*** Data shown Section Begins ***
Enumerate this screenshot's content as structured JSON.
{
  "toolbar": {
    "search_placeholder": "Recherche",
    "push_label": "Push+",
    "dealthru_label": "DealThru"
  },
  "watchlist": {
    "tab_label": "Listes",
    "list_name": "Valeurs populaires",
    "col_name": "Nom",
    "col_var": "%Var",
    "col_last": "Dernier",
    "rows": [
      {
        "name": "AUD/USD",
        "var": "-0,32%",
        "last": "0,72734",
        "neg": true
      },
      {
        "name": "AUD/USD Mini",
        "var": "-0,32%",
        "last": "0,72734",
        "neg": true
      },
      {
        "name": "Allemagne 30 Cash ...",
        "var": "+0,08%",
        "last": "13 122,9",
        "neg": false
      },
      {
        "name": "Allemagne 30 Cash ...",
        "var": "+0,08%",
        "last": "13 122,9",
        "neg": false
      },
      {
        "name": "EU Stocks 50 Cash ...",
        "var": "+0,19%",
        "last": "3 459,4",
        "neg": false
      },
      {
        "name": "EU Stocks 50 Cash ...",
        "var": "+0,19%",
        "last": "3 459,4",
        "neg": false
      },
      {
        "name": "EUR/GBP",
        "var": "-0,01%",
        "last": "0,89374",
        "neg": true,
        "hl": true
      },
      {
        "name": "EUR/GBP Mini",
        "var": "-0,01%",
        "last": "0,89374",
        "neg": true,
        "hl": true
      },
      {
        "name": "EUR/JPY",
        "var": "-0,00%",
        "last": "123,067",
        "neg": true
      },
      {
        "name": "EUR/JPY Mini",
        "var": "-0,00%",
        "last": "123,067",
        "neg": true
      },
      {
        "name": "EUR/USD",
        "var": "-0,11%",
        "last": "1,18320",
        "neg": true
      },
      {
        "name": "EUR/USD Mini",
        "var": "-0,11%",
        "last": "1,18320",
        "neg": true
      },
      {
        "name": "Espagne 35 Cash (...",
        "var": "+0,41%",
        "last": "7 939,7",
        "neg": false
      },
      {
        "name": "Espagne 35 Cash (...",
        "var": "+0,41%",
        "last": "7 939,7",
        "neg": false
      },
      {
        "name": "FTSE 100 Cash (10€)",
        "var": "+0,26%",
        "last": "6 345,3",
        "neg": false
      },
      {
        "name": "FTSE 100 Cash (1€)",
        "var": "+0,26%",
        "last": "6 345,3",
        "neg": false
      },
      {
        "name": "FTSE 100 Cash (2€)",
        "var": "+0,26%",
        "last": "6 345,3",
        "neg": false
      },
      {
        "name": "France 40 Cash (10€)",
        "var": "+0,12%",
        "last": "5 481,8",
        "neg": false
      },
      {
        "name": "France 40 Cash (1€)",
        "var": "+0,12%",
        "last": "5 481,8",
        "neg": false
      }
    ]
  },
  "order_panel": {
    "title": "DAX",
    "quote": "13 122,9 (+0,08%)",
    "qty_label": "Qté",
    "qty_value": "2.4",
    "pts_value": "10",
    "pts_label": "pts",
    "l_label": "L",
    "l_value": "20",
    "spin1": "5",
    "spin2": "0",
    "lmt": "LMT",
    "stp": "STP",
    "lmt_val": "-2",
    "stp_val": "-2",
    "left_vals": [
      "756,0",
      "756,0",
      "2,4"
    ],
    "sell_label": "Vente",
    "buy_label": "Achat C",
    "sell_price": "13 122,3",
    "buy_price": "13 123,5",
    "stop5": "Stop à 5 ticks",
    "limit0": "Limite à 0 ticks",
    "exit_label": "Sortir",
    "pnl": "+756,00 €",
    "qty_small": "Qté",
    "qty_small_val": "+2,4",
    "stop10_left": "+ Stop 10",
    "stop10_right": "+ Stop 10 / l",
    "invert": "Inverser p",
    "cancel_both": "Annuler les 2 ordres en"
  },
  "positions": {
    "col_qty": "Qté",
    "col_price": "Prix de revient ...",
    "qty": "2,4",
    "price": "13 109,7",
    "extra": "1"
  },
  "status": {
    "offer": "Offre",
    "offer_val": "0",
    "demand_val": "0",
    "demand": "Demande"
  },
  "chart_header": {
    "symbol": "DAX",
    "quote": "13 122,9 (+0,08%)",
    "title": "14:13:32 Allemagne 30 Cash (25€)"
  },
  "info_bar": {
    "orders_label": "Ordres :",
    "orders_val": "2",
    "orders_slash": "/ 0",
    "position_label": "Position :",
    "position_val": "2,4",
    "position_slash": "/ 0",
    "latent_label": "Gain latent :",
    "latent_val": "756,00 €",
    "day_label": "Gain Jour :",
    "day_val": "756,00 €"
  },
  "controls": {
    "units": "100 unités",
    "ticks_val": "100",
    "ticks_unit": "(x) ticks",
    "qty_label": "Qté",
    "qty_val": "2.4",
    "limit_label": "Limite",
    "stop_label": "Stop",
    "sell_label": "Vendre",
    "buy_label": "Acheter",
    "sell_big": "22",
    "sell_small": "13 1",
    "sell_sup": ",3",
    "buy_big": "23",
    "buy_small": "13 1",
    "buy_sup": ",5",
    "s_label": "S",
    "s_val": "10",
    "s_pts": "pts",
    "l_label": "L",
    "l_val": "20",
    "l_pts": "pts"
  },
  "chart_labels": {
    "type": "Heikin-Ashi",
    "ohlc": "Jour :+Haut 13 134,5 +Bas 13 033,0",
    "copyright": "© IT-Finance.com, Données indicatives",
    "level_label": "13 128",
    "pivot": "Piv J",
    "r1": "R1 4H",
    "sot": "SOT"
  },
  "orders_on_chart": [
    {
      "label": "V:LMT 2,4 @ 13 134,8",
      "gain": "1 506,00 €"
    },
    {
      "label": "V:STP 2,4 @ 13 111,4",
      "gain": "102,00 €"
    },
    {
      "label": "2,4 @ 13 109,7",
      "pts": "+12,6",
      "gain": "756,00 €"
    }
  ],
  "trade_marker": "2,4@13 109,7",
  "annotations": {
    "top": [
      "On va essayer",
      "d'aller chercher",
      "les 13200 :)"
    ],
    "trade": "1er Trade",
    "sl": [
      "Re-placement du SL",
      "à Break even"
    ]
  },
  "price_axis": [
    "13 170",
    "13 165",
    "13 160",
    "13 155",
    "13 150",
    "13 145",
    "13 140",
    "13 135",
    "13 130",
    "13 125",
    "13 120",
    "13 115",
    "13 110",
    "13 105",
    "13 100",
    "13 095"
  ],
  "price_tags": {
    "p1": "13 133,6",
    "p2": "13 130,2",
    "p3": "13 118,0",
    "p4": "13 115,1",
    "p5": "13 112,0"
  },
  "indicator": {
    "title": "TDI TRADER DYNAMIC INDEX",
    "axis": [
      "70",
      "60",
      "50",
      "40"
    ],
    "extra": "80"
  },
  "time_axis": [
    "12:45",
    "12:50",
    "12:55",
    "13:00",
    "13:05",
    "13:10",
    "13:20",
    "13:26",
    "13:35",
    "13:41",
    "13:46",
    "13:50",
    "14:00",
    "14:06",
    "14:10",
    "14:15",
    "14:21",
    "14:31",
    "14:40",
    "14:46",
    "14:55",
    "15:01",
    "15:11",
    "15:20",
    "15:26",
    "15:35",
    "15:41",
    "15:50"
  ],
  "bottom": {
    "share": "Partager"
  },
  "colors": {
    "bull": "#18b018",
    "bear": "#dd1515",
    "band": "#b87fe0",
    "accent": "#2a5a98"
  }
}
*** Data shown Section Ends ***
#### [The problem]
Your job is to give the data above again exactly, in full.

#### [Solution for this exercise]
Enumerate this screenshot's content as structured JSON.
{
  "toolbar": {
    "search_placeholder": "Recherche",
    "push_label": "Push+",
    "dealthru_label": "DealThru"
  },
  "watchlist": {
    "tab_label": "Listes",
    "list_name": "Valeurs populaires",
    "col_name": "Nom",
    "col_var": "%Var",
    "col_last": "Dernier",
    "rows": [
      {
        "name": "AUD/USD",
        "var": "-0,32%",
        "last": "0,72734",
        "neg": true
      },
      {
        "name": "AUD/USD Mini",
        "var": "-0,32%",
        "last": "0,72734",
        "neg": true
      },
      {
        "name": "Allemagne 30 Cash ...",
        "var": "+0,08%",
        "last": "13 122,9",
        "neg": false
      },
      {
        "name": "Allemagne 30 Cash ...",
        "var": "+0,08%",
        "last": "13 122,9",
        "neg": false
      },
      {
        "name": "EU Stocks 50 Cash ...",
        "var": "+0,19%",
        "last": "3 459,4",
        "neg": false
      },
      {
        "name": "EU Stocks 50 Cash ...",
        "var": "+0,19%",
        "last": "3 459,4",
        "neg": false
      },
      {
        "name": "EUR/GBP",
        "var": "-0,01%",
        "last": "0,89374",
        "neg": true,
        "hl": true
      },
      {
        "name": "EUR/GBP Mini",
        "var": "-0,01%",
        "last": "0,89374",
        "neg": true,
        "hl": true
      },
      {
        "name": "EUR/JPY",
        "var": "-0,00%",
        "last": "123,067",
        "neg": true
      },
      {
        "name": "EUR/JPY Mini",
        "var": "-0,00%",
        "last": "123,067",
        "neg": true
      },
      {
        "name": "EUR/USD",
        "var": "-0,11%",
        "last": "1,18320",
        "neg": true
      },
      {
        "name": "EUR/USD Mini",
        "var": "-0,11%",
        "last": "1,18320",
        "neg": true
      },
      {
        "name": "Espagne 35 Cash (...",
        "var": "+0,41%",
        "last": "7 939,7",
        "neg": false
      },
      {
        "name": "Espagne 35 Cash (...",
        "var": "+0,41%",
        "last": "7 939,7",
        "neg": false
      },
      {
        "name": "FTSE 100 Cash (10€)",
        "var": "+0,26%",
        "last": "6 345,3",
        "neg": false
      },
      {
        "name": "FTSE 100 Cash (1€)",
        "var": "+0,26%",
        "last": "6 345,3",
        "neg": false
      },
      {
        "name": "FTSE 100 Cash (2€)",
        "var": "+0,26%",
        "last": "6 345,3",
        "neg": false
      },
      {
        "name": "France 40 Cash (10€)",
        "var": "+0,12%",
        "last": "5 481,8",
        "neg": false
      },
      {
        "name": "France 40 Cash (1€)",
        "var": "+0,12%",
        "last": "5 481,8",
        "neg": false
      }
    ]
  },
  "order_panel": {
    "title": "DAX",
    "quote": "13 122,9 (+0,08%)",
    "qty_label": "Qté",
    "qty_value": "2.4",
    "pts_value": "10",
    "pts_label": "pts",
    "l_label": "L",
    "l_value": "20",
    "spin1": "5",
    "spin2": "0",
    "lmt": "LMT",
    "stp": "STP",
    "lmt_val": "-2",
    "stp_val": "-2",
    "left_vals": [
      "756,0",
      "756,0",
      "2,4"
    ],
    "sell_label": "Vente",
    "buy_label": "Achat C",
    "sell_price": "13 122,3",
    "buy_price": "13 123,5",
    "stop5": "Stop à 5 ticks",
    "limit0": "Limite à 0 ticks",
    "exit_label": "Sortir",
    "pnl": "+756,00 €",
    "qty_small": "Qté",
    "qty_small_val": "+2,4",
    "stop10_left": "+ Stop 10",
    "stop10_right": "+ Stop 10 / l",
    "invert": "Inverser p",
    "cancel_both": "Annuler les 2 ordres en"
  },
  "positions": {
    "col_qty": "Qté",
    "col_price": "Prix de revient ...",
    "qty": "2,4",
    "price": "13 109,7",
    "extra": "1"
  },
  "status": {
    "offer": "Offre",
    "offer_val": "0",
    "demand_val": "0",
    "demand": "Demande"
  },
  "chart_header": {
    "symbol": "DAX",
    "quote": "13 122,9 (+0,08%)",
    "title": "14:13:32 Allemagne 30 Cash (25€)"
  },
  "info_bar": {
    "orders_label": "Ordres :",
    "orders_val": "2",
    "orders_slash": "/ 0",
    "position_label": "Position :",
    "position_val": "2,4",
    "position_slash": "/ 0",
    "latent_label": "Gain latent :",
    "latent_val": "756,00 €",
    "day_label": "Gain Jour :",
    "day_val": "756,00 €"
  },
  "controls": {
    "units": "100 unités",
    "ticks_val": "100",
    "ticks_unit": "(x) ticks",
    "qty_label": "Qté",
    "qty_val": "2.4",
    "limit_label": "Limite",
    "stop_label": "Stop",
    "sell_label": "Vendre",
    "buy_label": "Acheter",
    "sell_big": "22",
    "sell_small": "13 1",
    "sell_sup": ",3",
    "buy_big": "23",
    "buy_small": "13 1",
    "buy_sup": ",5",
    "s_label": "S",
    "s_val": "10",
    "s_pts": "pts",
    "l_label": "L",
    "l_val": "20",
    "l_pts": "pts"
  },
  "chart_labels": {
    "type": "Heikin-Ashi",
    "ohlc": "Jour :+Haut 13 134,5 +Bas 13 033,0",
    "copyright": "© IT-Finance.com, Données indicatives",
    "level_label": "13 128",
    "pivot": "Piv J",
    "r1": "R1 4H",
    "sot": "SOT"
  },
  "orders_on_chart": [
    {
      "label": "V:LMT 2,4 @ 13 134,8",
      "gain": "1 506,00 €"
    },
    {
      "label": "V:STP 2,4 @ 13 111,4",
      "gain": "102,00 €"
    },
    {
      "label": "2,4 @ 13 109,7",
      "pts": "+12,6",
      "gain": "756,00 €"
    }
  ],
  "trade_marker": "2,4@13 109,7",
  "annotations": {
    "top": [
      "On va essayer",
      "d'aller chercher",
      "les 13200 :)"
    ],
    "trade": "1er Trade",
    "sl": [
      "Re-placement du SL",
      "à Break even"
    ]
  },
  "price_axis": [
    "13 170",
    "13 165",
    "13 160",
    "13 155",
    "13 150",
    "13 145",
    "13 140",
    "13 135",
    "13 130",
    "13 125",
    "13 120",
    "13 115",
    "13 110",
    "13 105",
    "13 100",
    "13 095"
  ],
  "price_tags": {
    "p1": "13 133,6",
    "p2": "13 130,2",
    "p3": "13 118,0",
    "p4": "13 115,1",
    "p5": "13 112,0"
  },
  "indicator": {
    "title": "TDI TRADER DYNAMIC INDEX",
    "axis": [
      "70",
      "60",
      "50",
      "40"
    ],
    "extra": "80"
  },
  "time_axis": [
    "12:45",
    "12:50",
    "12:55",
    "13:00",
    "13:05",
    "13:10",
    "13:20",
    "13:26",
    "13:35",
    "13:41",
    "13:46",
    "13:50",
    "14:00",
    "14:06",
    "14:10",
    "14:15",
    "14:21",
    "14:31",
    "14:40",
    "14:46",
    "14:55",
    "15:01",
    "15:11",
    "15:20",
    "15:26",
    "15:35",
    "15:41",
    "15:50"
  ],
  "bottom": {
    "share": "Partager"
  },
  "colors": {
    "bull": "#18b018",
    "bear": "#dd1515",
    "band": "#b87fe0",
    "accent": "#2a5a98"
  }
}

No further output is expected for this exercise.